Legal Action

Downloading copyrighted material is considered piracy and is against the law. The Digital Millennium Copyright Act allows the Record Industry Association of America (RIAA) to sue individuals and owners of networks for acts of music piracy, sometimes with warnings, but most times without. The RIAA matches screen names to actual identities through ISP subpoenas. The RIAA has sued music down-loaders up to $150,000 per song, but the average settlement is about $3,000. Down-loaders who share “substantial” amounts of copyrighted material are the main target for lawsuits.

The subpoenas by the RIAA have become a controversial issue among ISP owners as well as individuals downloading on personal computers. The major case study on this issue is between the RIAA and Verizon Internet Services. The RIAA wanted Verizon to submit the name of a subscriber who was allegedly sharing thousands of files. Verizon refused to identify the subscriber claiming that the provision didn't cover alleged copyright-infringing material that resides on individuals' own computers, it only covers material that resides on an ISP's own computer. For more information on this case, visit

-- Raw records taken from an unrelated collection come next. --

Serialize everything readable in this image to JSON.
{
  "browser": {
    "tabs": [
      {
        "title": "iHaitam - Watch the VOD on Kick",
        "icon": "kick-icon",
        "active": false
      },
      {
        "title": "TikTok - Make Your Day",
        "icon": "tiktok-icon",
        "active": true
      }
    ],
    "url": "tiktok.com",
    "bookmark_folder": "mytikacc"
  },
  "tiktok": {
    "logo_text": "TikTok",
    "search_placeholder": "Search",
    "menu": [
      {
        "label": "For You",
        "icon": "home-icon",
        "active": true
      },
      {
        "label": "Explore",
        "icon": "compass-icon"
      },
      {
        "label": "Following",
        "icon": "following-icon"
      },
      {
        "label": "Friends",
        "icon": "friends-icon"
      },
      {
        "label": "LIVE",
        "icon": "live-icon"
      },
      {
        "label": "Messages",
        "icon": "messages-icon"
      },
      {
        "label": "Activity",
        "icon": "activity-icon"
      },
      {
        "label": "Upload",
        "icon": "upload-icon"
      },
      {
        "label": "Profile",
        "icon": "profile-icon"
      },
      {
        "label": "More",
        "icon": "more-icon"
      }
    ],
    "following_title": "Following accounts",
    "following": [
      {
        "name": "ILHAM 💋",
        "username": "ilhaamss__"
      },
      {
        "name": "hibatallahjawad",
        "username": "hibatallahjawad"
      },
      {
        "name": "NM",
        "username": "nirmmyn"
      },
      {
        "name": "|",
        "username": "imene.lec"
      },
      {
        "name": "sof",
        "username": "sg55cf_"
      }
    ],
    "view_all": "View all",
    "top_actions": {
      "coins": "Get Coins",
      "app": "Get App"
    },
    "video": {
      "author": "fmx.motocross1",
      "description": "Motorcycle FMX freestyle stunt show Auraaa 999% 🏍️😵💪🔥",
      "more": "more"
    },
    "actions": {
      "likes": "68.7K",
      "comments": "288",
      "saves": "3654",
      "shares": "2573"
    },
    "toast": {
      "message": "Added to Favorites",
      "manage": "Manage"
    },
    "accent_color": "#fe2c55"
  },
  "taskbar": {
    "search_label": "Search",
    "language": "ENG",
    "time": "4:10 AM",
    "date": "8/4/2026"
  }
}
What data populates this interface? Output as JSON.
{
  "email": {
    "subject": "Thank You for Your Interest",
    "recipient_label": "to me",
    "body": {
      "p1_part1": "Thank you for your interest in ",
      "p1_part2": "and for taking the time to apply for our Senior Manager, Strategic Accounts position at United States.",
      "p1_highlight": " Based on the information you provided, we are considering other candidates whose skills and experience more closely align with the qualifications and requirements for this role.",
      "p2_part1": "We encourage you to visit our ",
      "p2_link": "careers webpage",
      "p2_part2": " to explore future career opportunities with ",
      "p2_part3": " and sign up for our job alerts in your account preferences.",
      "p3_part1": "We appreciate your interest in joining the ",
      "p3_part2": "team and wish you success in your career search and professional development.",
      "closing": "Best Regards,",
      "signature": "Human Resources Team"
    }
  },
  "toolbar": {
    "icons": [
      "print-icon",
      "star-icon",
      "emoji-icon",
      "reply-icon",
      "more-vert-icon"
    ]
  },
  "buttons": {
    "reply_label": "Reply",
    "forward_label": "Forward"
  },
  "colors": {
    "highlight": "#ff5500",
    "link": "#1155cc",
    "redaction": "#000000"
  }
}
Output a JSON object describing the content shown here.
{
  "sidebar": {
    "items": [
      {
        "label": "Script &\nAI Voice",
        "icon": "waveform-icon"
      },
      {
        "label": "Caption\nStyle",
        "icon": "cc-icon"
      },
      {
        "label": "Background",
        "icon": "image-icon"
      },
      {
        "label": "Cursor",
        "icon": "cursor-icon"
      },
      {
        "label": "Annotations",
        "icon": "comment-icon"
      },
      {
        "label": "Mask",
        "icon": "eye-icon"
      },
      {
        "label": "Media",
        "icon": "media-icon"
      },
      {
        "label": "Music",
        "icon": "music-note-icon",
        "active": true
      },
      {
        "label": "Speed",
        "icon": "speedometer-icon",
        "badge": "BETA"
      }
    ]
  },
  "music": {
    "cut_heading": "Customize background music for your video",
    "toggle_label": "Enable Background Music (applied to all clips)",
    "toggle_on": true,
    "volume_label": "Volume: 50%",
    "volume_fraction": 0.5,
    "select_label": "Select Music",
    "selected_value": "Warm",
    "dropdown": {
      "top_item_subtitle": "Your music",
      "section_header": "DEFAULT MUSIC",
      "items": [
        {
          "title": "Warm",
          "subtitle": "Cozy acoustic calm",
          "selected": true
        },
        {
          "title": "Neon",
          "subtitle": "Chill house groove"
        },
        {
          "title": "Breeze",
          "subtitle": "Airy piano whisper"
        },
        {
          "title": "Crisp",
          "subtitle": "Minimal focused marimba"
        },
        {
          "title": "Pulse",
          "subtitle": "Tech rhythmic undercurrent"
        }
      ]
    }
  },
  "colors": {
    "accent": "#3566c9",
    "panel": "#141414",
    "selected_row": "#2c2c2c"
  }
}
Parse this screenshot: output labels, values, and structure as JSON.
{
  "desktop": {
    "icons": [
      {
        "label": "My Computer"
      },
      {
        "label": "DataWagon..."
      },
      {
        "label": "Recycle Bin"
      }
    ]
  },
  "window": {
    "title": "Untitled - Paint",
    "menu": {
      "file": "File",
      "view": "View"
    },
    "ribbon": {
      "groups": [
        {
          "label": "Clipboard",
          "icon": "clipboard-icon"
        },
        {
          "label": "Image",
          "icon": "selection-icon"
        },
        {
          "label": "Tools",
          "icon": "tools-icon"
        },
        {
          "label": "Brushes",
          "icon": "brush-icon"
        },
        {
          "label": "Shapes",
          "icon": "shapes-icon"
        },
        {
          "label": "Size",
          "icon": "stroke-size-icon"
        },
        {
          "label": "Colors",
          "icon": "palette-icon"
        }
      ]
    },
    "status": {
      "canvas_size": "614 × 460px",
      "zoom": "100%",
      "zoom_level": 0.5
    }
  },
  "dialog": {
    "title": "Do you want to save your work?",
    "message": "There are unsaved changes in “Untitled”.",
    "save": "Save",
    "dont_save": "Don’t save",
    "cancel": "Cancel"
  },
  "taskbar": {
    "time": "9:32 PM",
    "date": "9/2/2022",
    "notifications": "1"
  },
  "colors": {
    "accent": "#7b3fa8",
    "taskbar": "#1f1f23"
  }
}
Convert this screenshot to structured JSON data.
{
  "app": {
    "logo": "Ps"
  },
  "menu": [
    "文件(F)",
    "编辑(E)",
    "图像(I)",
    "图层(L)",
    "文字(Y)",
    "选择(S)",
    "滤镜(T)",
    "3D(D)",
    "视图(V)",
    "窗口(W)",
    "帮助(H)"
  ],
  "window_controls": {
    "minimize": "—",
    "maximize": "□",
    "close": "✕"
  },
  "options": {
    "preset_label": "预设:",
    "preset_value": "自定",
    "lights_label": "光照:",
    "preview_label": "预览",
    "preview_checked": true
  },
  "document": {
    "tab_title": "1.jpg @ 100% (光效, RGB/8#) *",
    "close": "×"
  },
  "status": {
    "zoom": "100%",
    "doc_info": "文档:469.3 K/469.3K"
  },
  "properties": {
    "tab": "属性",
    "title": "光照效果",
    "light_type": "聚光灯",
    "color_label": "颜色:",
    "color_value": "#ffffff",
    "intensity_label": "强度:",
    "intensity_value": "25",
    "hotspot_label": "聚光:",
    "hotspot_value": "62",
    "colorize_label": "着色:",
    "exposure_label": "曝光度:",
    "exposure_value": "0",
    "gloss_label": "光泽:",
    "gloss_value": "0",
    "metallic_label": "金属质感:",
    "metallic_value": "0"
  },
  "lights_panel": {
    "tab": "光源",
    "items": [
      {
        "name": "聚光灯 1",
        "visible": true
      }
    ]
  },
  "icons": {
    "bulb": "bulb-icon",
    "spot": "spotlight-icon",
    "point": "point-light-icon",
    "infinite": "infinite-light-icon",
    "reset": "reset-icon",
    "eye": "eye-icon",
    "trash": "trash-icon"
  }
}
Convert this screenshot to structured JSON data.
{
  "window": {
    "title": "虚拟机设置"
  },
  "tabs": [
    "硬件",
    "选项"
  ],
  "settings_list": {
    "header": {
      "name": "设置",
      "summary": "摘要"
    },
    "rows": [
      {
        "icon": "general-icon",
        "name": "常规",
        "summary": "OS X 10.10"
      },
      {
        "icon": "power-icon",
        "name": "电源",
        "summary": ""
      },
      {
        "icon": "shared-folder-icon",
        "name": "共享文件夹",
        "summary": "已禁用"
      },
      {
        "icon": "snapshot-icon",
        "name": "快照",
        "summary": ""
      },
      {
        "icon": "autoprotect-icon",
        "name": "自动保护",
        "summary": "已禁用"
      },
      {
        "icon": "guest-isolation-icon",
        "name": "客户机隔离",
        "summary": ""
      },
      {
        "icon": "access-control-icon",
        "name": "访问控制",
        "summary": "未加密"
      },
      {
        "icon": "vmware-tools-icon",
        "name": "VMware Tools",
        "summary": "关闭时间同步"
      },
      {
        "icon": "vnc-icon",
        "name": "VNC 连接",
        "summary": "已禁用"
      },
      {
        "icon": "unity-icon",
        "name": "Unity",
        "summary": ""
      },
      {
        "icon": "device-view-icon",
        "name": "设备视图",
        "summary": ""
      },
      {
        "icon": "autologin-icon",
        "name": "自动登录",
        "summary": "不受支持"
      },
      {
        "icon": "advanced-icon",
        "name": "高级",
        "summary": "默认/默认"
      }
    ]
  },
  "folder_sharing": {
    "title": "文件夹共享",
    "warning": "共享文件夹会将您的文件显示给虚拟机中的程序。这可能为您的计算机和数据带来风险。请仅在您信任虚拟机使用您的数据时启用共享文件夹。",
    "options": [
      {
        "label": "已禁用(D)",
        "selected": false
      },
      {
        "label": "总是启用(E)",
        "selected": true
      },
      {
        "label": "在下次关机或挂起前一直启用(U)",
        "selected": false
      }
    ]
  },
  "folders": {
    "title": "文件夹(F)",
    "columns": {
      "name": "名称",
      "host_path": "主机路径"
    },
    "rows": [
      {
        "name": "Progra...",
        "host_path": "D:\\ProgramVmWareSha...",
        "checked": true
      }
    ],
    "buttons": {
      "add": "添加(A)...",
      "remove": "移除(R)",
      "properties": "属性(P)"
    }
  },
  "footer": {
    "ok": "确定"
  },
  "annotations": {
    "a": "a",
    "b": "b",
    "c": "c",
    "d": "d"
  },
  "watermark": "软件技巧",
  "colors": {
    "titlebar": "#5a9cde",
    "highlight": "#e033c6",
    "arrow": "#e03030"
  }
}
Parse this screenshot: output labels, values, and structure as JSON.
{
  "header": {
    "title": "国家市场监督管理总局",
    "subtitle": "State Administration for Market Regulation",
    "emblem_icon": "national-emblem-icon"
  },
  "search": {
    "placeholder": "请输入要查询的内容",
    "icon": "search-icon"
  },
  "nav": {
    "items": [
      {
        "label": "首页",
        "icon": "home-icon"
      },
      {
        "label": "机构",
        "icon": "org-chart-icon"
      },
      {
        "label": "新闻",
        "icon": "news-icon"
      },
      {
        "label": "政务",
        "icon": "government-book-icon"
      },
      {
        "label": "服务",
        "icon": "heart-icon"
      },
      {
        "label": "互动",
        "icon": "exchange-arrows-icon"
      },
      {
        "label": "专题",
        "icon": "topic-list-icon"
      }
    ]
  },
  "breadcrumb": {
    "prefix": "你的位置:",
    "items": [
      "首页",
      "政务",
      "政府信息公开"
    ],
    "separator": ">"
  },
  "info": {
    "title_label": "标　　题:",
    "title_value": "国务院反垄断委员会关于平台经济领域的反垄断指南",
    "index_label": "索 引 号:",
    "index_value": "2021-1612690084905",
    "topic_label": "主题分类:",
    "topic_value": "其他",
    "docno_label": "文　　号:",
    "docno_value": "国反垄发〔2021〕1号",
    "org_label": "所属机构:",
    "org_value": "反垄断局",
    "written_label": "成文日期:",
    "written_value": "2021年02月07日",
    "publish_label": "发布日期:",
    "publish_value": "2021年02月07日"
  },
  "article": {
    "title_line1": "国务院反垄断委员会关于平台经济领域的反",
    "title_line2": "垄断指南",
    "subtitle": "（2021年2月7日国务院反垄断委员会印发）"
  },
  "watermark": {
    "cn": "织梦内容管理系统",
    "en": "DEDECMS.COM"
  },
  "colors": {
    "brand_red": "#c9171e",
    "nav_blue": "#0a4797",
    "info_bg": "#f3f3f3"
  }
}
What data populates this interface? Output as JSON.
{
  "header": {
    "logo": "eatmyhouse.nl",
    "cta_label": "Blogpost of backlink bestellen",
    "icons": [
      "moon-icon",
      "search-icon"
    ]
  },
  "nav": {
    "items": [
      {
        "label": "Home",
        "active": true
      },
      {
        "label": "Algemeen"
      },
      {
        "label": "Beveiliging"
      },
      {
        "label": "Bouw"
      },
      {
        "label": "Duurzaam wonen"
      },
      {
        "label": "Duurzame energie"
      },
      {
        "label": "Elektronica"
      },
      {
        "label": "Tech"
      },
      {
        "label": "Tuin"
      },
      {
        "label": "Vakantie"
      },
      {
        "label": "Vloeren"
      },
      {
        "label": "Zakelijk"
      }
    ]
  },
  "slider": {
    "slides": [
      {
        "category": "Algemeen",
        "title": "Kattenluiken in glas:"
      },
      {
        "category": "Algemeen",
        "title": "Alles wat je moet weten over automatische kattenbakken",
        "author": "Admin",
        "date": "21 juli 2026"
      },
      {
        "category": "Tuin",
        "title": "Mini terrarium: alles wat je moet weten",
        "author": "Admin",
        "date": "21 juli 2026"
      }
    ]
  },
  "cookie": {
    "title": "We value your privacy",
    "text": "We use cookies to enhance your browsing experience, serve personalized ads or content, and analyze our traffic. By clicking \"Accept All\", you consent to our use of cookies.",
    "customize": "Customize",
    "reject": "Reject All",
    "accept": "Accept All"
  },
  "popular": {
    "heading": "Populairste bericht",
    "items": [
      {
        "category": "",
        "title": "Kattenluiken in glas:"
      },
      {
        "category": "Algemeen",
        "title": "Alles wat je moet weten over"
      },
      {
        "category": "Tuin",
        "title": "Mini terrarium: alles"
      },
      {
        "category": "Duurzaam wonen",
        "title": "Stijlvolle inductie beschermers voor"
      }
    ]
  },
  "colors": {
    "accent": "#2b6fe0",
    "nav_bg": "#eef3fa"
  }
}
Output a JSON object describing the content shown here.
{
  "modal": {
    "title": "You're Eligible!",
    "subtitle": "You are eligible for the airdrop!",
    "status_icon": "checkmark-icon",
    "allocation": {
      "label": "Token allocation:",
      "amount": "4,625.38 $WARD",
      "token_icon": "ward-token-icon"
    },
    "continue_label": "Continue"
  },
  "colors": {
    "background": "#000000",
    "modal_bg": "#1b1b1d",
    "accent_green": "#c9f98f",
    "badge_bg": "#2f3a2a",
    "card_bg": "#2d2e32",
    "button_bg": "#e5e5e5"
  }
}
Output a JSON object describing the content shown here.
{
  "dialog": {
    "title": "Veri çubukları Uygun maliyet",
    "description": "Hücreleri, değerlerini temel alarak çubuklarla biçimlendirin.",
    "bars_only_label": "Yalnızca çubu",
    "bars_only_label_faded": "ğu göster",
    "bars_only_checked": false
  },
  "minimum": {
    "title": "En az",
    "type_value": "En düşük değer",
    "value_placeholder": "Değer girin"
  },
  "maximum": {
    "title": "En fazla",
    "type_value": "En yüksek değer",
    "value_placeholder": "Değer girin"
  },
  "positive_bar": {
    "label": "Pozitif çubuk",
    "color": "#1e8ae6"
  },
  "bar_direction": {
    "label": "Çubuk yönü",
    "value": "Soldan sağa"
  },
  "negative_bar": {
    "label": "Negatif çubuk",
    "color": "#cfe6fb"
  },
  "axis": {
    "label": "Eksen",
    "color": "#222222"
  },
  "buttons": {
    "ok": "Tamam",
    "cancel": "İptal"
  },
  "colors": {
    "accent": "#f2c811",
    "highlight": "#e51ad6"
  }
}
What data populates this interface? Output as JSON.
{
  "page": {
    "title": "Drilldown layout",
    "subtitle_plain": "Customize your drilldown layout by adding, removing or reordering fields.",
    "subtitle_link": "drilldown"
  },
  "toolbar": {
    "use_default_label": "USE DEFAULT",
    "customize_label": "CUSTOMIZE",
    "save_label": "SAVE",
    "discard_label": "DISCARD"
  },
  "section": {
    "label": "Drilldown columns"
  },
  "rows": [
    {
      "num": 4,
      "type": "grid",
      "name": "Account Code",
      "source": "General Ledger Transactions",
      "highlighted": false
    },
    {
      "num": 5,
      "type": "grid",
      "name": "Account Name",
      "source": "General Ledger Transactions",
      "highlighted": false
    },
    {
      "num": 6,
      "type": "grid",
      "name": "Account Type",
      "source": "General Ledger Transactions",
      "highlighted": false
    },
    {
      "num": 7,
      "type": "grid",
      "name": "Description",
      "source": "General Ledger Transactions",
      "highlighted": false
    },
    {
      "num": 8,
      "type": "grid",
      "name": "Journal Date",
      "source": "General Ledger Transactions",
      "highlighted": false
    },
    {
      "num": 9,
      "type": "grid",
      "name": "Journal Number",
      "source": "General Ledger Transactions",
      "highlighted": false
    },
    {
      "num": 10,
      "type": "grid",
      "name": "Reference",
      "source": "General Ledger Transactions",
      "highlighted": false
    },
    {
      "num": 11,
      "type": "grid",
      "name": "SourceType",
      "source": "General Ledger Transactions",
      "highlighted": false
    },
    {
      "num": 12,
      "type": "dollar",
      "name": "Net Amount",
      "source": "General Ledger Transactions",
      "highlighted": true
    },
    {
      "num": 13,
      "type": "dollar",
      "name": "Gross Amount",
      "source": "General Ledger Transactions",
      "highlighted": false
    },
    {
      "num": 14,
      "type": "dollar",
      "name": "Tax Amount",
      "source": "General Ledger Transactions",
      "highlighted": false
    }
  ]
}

Two Web sites are available to aid music down-loaders in avoiding getting caught:, hosted by the Electronic Frontier Foundation and, hosted by a private Web developer. Both sites allow users to search for their user names or Internet protocol addresses. If your name is there, the sites offer advice.

Some advice included in these sites:

-Make sure that you aren't sharing copyrighted material.

-Configure your software so that you are not sharing files.

-Take all potentially copyright-infringing files out of your shared folder.

-Remove all potentially misleading file names, such as Madonna or Usher, that would lead the RIAA to believe you are sharing copyrighted material.

For the full text of the Digital Millennium Copyright Act, visit

RIAA v. Verizon

Electronic Frontier Foundation

RIAA's Hit List

Digital Millennium Copyright Act